Pop-up shops seem to be going mainstream this year. A Time.com story, Why Pop-Up Shops Are Hot, looks at this new retail business model.

While pop-ups have had a dubious reputation in the past, of being fly-by-night outfits, they have recently been gaining respectability. The main indoor retail mall here in Eugene, Oregon has had kiosks for several years, modeled after NYC push-carts, positioned down the center of the main walkways. Some of those businesses, such as mobile phone sales, earrings, and sunglasses shops, have been in business a long time, month in and month out. Others have been seasonal, e.g., holiday decorations, and calendars, sprouting in October or November, disappearing in January, and returning again a year later.

This year some big-name retailers are experimenting with pop-up locations. Toys “R” Us, American Eagle, The Gap, and J.C. Penney have been taking advantage of the numerous empty retail storefronts to test product lines, or new target markets, or to maximize exposure for seasonal selling. Shop owners are realizing that even a short-term rent is preferable to no rent at all.

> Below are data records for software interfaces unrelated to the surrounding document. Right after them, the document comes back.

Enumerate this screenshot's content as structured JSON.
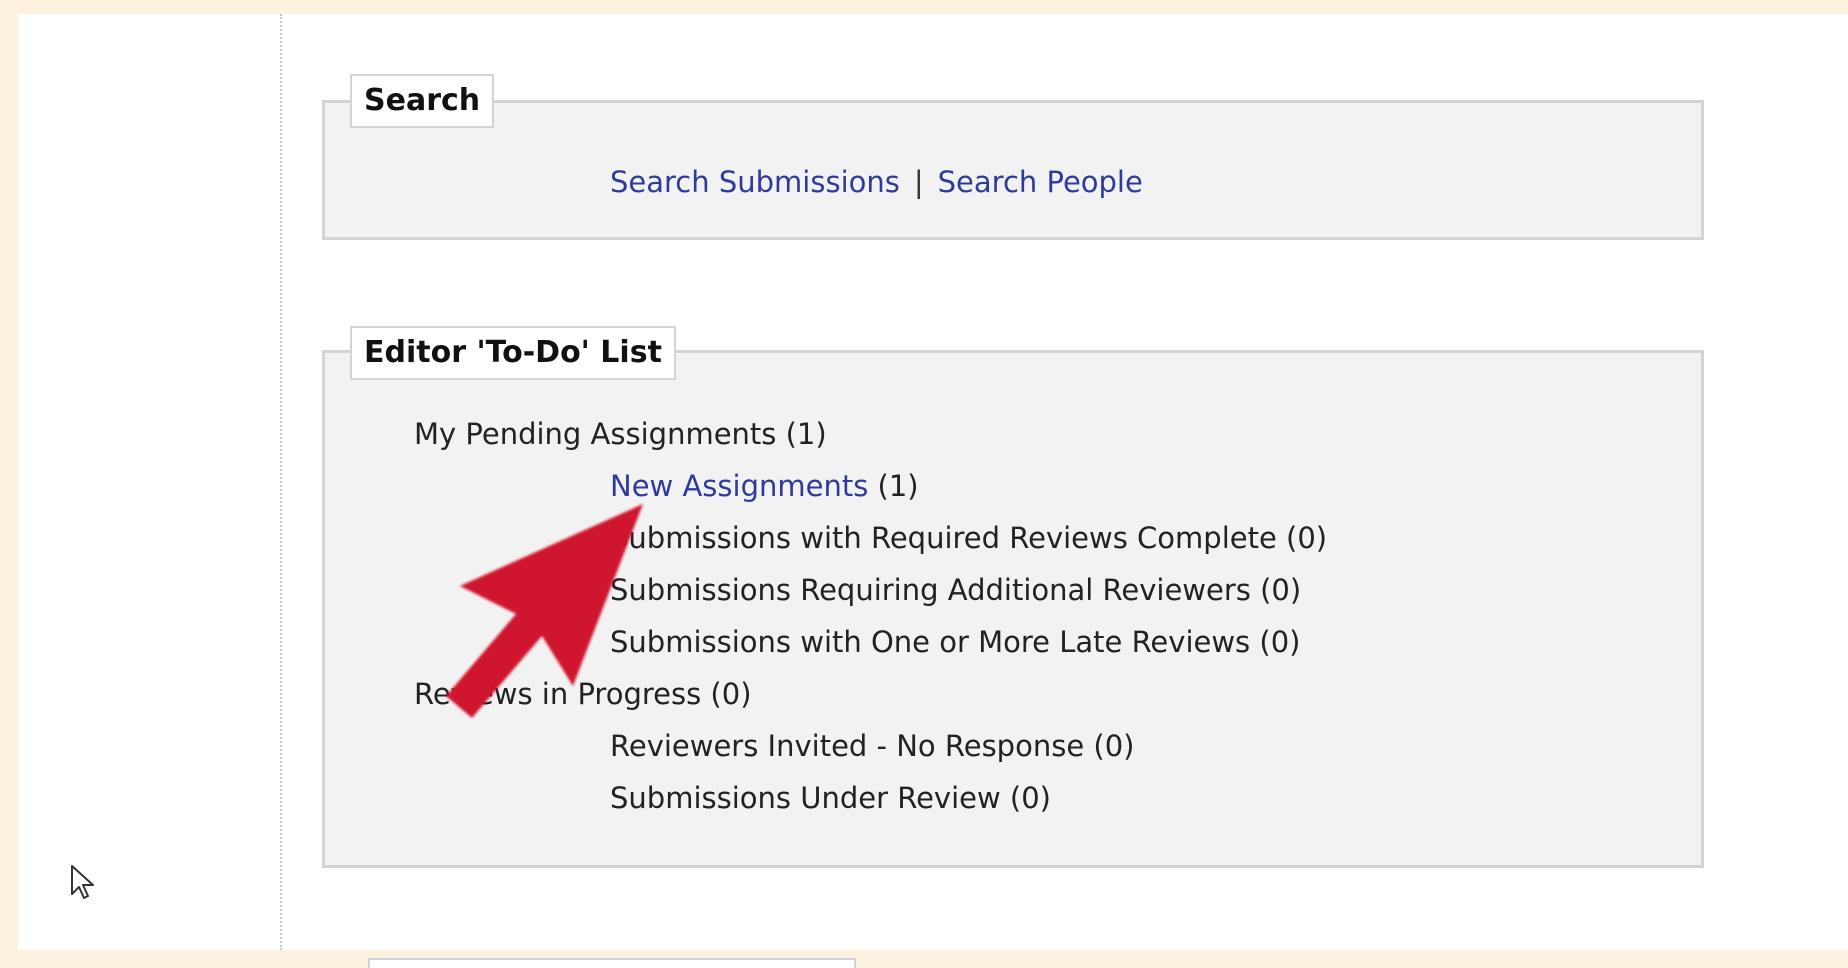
{
  "search": {
    "legend": "Search",
    "search_submissions": "Search Submissions",
    "separator": "|",
    "search_people": "Search People"
  },
  "todo": {
    "legend": "Editor 'To-Do' List",
    "pending": {
      "label": "My Pending Assignments (1)",
      "new_assignments_link": "New Assignments",
      "new_assignments_count": " (1)",
      "items": [
        "Submissions with Required Reviews Complete (0)",
        "Submissions Requiring Additional Reviewers (0)",
        "Submissions with One or More Late Reviews (0)"
      ]
    },
    "reviews": {
      "label": "Reviews in Progress (0)",
      "items": [
        "Reviewers Invited - No Response (0)",
        "Submissions Under Review (0)"
      ]
    }
  },
  "colors": {
    "link": "#2e3b9c",
    "annotation_arrow": "#d0122e",
    "panel_background": "#f2f2f2",
    "page_border": "#fdf1e0"
  },
  "icons": {
    "cursor": "mouse-pointer-icon",
    "annotation": "red-arrow-annotation"
  }
}
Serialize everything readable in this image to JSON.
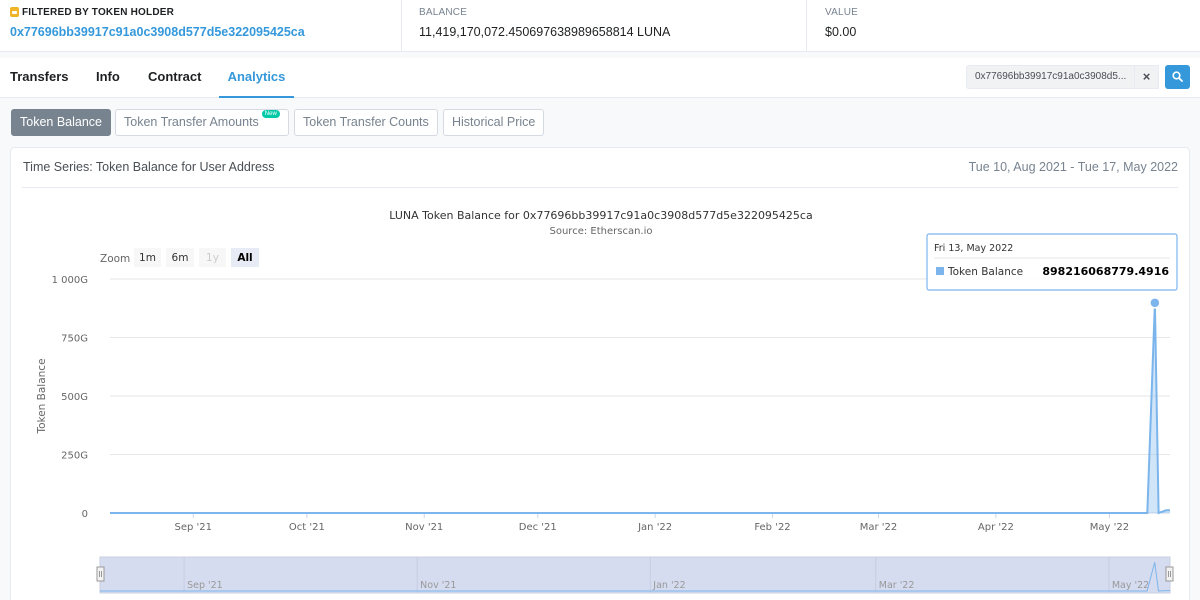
{
  "summary": {
    "filtered_label": "FILTERED BY TOKEN HOLDER",
    "holder_address": "0x77696bb39917c91a0c3908d577d5e322095425ca",
    "balance_label": "BALANCE",
    "balance_value": "11,419,170,072.450697638989658814 LUNA",
    "value_label": "VALUE",
    "value_amount": "$0.00"
  },
  "tabs": [
    {
      "label": "Transfers"
    },
    {
      "label": "Info"
    },
    {
      "label": "Contract"
    },
    {
      "label": "Analytics"
    }
  ],
  "active_tab": "Analytics",
  "search": {
    "value": "0x77696bb39917c91a0c3908d5...",
    "clear_icon": "×"
  },
  "chips": [
    {
      "label": "Token Balance"
    },
    {
      "label": "Token Transfer Amounts",
      "badge": "New"
    },
    {
      "label": "Token Transfer Counts"
    },
    {
      "label": "Historical Price"
    }
  ],
  "card": {
    "title": "Time Series: Token Balance for User Address",
    "date_range": "Tue 10, Aug 2021 - Tue 17, May 2022"
  },
  "zoom": {
    "label": "Zoom",
    "buttons": [
      "1m",
      "6m",
      "1y",
      "All"
    ],
    "selected": "All"
  },
  "tooltip": {
    "date": "Fri 13, May 2022",
    "series": "Token Balance",
    "value": "898216068779.4916"
  },
  "navigator": {
    "labels": [
      "Sep '21",
      "Nov '21",
      "Jan '22",
      "Mar '22",
      "May '22"
    ]
  },
  "colors": {
    "accent": "#3498db",
    "series": "#7cb5ec",
    "navigator_mask": "#d5dcf0"
  },
  "chart_data": {
    "type": "area",
    "title": "LUNA Token Balance for 0x77696bb39917c91a0c3908d577d5e322095425ca",
    "subtitle": "Source: Etherscan.io",
    "xlabel": "",
    "ylabel": "Token Balance",
    "x_ticks": [
      "Sep '21",
      "Oct '21",
      "Nov '21",
      "Dec '21",
      "Jan '22",
      "Feb '22",
      "Mar '22",
      "Apr '22",
      "May '22"
    ],
    "y_ticks": [
      "0",
      "250G",
      "500G",
      "750G",
      "1 000G"
    ],
    "ylim": [
      0,
      1000000000000
    ],
    "xlim": [
      "2021-08-10",
      "2022-05-17"
    ],
    "grid": true,
    "legend": "none",
    "series": [
      {
        "name": "Token Balance",
        "points": [
          {
            "x": "2021-08-10",
            "y": 0
          },
          {
            "x": "2022-05-11",
            "y": 0
          },
          {
            "x": "2022-05-13",
            "y": 898216068779.4916
          },
          {
            "x": "2022-05-14",
            "y": 0
          },
          {
            "x": "2022-05-16",
            "y": 11419170072
          },
          {
            "x": "2022-05-17",
            "y": 11419170072
          }
        ]
      }
    ]
  }
}
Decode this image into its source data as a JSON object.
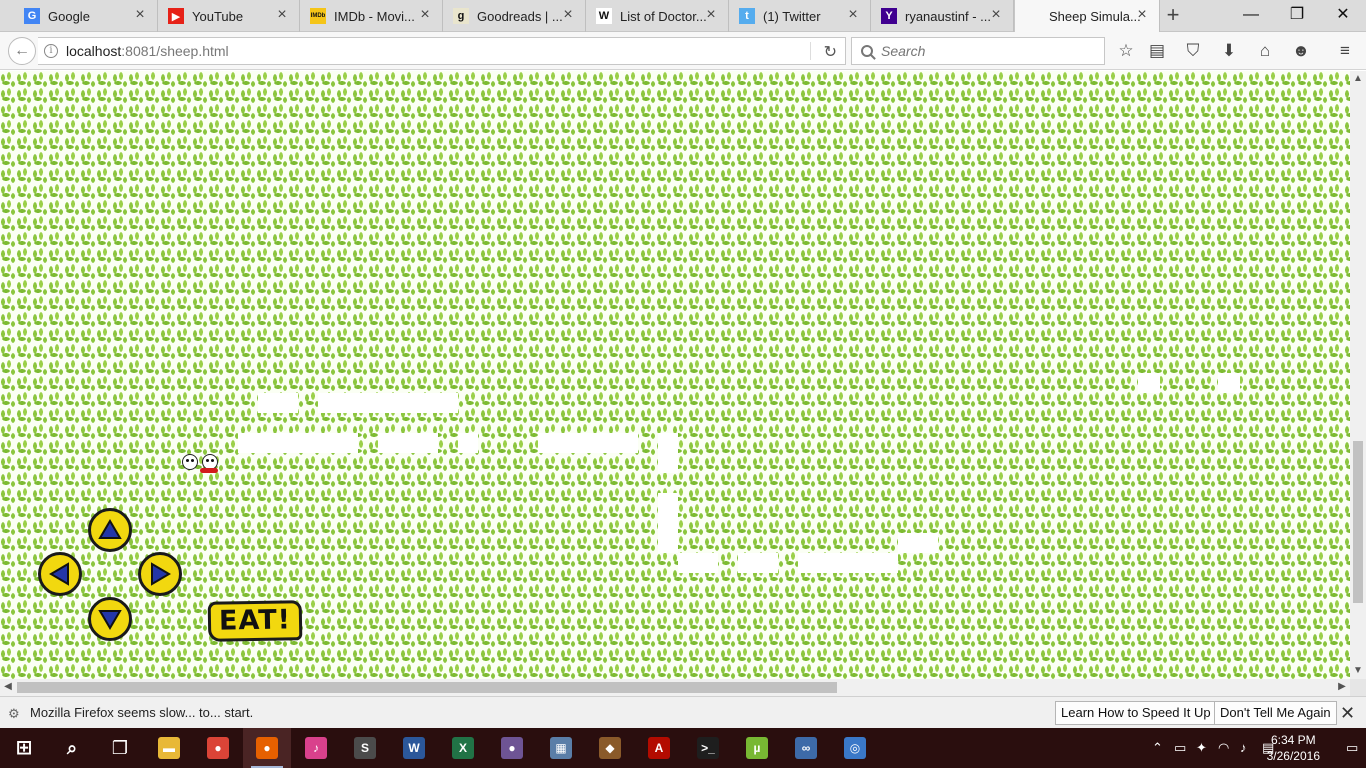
{
  "tabs": [
    {
      "title": "Google",
      "icon": "google-icon",
      "color": "#4285f4",
      "glyph": "G"
    },
    {
      "title": "YouTube",
      "icon": "youtube-icon",
      "color": "#e62117",
      "glyph": "▶"
    },
    {
      "title": "IMDb - Movi...",
      "icon": "imdb-icon",
      "color": "#f5c518",
      "glyph": "IMDb"
    },
    {
      "title": "Goodreads | ...",
      "icon": "goodreads-icon",
      "color": "#e9e5cd",
      "glyph": "g"
    },
    {
      "title": "List of Doctor...",
      "icon": "wikipedia-icon",
      "color": "#ffffff",
      "glyph": "W"
    },
    {
      "title": "(1) Twitter",
      "icon": "twitter-icon",
      "color": "#55acee",
      "glyph": "t"
    },
    {
      "title": "ryanaustinf - ...",
      "icon": "yahoo-icon",
      "color": "#400090",
      "glyph": "Y"
    },
    {
      "title": "Sheep Simula...",
      "icon": "page-icon",
      "color": "#f7f7f7",
      "glyph": ""
    }
  ],
  "window_controls": {
    "minimize": "—",
    "maximize": "❐",
    "close": "✕"
  },
  "navbar": {
    "url_host": "localhost",
    "url_rest": ":8081/sheep.html",
    "search_placeholder": "Search"
  },
  "game": {
    "eat_label": "EAT!",
    "controls": [
      "up",
      "left",
      "right",
      "down"
    ],
    "grass_color": "#8cc63f",
    "button_color": "#f2d80f"
  },
  "notification": {
    "text": "Mozilla Firefox seems slow... to... start.",
    "learn_button": "Learn How to Speed It Up",
    "dismiss_button": "Don't Tell Me Again"
  },
  "taskbar": {
    "apps": [
      {
        "name": "file-explorer",
        "glyph": "▬",
        "color": "#e8b837"
      },
      {
        "name": "chrome",
        "glyph": "●",
        "color": "#db4437"
      },
      {
        "name": "firefox",
        "glyph": "●",
        "color": "#e66000"
      },
      {
        "name": "itunes",
        "glyph": "♪",
        "color": "#d9418c"
      },
      {
        "name": "sublime-text",
        "glyph": "S",
        "color": "#4b4b4b"
      },
      {
        "name": "word",
        "glyph": "W",
        "color": "#2b579a"
      },
      {
        "name": "excel",
        "glyph": "X",
        "color": "#217346"
      },
      {
        "name": "github",
        "glyph": "●",
        "color": "#6e5494"
      },
      {
        "name": "photos",
        "glyph": "▦",
        "color": "#5a7ea8"
      },
      {
        "name": "game-app",
        "glyph": "◆",
        "color": "#8a5a2a"
      },
      {
        "name": "acrobat",
        "glyph": "A",
        "color": "#b30b00"
      },
      {
        "name": "terminal",
        "glyph": ">_",
        "color": "#1e1e1e"
      },
      {
        "name": "utorrent",
        "glyph": "µ",
        "color": "#78b833"
      },
      {
        "name": "visual-studio",
        "glyph": "∞",
        "color": "#3d6aa8"
      },
      {
        "name": "browser-app",
        "glyph": "◎",
        "color": "#3a78c8"
      }
    ],
    "time": "6:34 PM",
    "date": "3/26/2016"
  }
}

So, perhaps, a pop-up shop might be just the ticket for you to start your new venture, requiring less startup capital, no long-term leases, in potentially high-traffic locations. However, don’t think that a short-term, quick start eliminates your need to plan. Planning your cash needs up front and watching your monthly cash flow is still important.

Steve Lange
Palo Alto Software